Table 1

Characteristics of essential health information

CharacteristicComment
ApplicableTo be useful to the public, carers and frontline health workers, health information needs to be applicable, that is, relevant to tackling a practical health problem, culturally acceptable, appropriate to local practice and availability of medicines and facilities, and actionable.
DiverseHealth information needs to cover of a wide variety of people (eg, individuals, families, carers, health workers) and a range of issues for example, common life-threatening diseases, health emergencies. The health information needs of the individual are context dependent—that is, they depend on the given situation at any given time. Every person has health information needs, whether in high-income countries or low-to-middle income countries (LMICs). In LMICs, these needs are especially important because there is less access to actionable, reliable information and less access to health professionals.

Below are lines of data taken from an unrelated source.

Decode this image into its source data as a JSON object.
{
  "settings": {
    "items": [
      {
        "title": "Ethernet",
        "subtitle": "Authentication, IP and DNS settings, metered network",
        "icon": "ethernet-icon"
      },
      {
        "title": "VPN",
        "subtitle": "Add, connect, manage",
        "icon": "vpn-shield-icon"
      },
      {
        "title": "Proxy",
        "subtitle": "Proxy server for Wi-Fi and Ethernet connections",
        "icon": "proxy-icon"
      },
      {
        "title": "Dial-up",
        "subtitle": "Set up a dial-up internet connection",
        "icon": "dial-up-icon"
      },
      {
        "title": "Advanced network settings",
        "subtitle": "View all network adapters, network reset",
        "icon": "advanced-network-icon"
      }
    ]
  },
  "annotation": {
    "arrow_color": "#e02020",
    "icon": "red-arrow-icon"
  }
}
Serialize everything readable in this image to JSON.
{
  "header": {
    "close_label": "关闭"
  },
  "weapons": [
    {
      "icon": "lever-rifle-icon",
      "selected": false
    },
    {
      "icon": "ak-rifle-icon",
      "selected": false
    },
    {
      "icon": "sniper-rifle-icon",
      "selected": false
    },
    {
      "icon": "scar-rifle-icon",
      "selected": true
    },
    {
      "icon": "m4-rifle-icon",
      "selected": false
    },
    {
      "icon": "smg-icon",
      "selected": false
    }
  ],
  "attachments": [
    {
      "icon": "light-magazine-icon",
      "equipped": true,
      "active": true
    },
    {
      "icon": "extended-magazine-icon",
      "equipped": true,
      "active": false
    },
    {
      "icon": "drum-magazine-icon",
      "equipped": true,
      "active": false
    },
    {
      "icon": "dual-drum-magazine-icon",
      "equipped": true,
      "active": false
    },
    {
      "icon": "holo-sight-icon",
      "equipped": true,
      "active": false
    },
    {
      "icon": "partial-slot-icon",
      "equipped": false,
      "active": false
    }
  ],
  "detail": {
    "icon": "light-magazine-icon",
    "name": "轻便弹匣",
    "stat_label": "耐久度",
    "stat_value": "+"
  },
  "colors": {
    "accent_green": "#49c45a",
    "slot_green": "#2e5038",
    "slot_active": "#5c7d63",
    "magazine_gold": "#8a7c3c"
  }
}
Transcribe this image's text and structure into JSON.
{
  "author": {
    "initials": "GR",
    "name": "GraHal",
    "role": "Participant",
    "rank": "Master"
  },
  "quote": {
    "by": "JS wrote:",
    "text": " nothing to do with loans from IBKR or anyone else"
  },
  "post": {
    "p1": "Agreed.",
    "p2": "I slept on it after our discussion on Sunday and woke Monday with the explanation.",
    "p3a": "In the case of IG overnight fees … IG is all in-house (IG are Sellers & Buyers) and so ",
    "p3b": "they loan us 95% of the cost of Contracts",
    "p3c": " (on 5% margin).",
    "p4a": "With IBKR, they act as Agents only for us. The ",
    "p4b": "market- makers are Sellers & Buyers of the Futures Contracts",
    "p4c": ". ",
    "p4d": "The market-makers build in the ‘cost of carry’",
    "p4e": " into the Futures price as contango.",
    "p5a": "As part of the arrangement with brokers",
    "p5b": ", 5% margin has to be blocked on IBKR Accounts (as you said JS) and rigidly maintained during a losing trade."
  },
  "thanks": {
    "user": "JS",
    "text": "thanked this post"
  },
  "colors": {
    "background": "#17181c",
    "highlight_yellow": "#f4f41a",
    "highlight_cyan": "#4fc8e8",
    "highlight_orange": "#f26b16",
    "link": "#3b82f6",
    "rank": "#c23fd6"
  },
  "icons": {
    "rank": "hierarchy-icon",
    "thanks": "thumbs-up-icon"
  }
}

ReliableBy ‘reliable’ we mean that the information is based on an objective interpretation of the available evidence. Misinformation, whether unintentional or deliberate, is a serious health hazard, as experiences, for example, with vaccination,33 Ebola34 and coronavirus,35 sadly demonstrate. Biased information can also result consciously or unconsciously from ‘expert opinion’ and from commercial motives (including pharmaceutical advertising).
ComprehensibleEven if reliable information is available, it may not be understandable or assimilated by its recipients if its provision is too technical, or in the wrong language, or an inappropriate form (eg, only in text where literacy levels are low). For example, people with low literacy have been found to have a one in three chance of misunderstanding prescribed medication.36 To improve the assimilation of health information, we need also to improve health literacy, or ‘the degree to which individuals have the capacity to obtain, process, and understand basic health information and services needed to make appropriate health decisions’.37 It is also critical that providers of health information have a clear understanding of the health literacy of their audiences, and ensure that such information will be intelligible across the widest range possible of health literacy levels.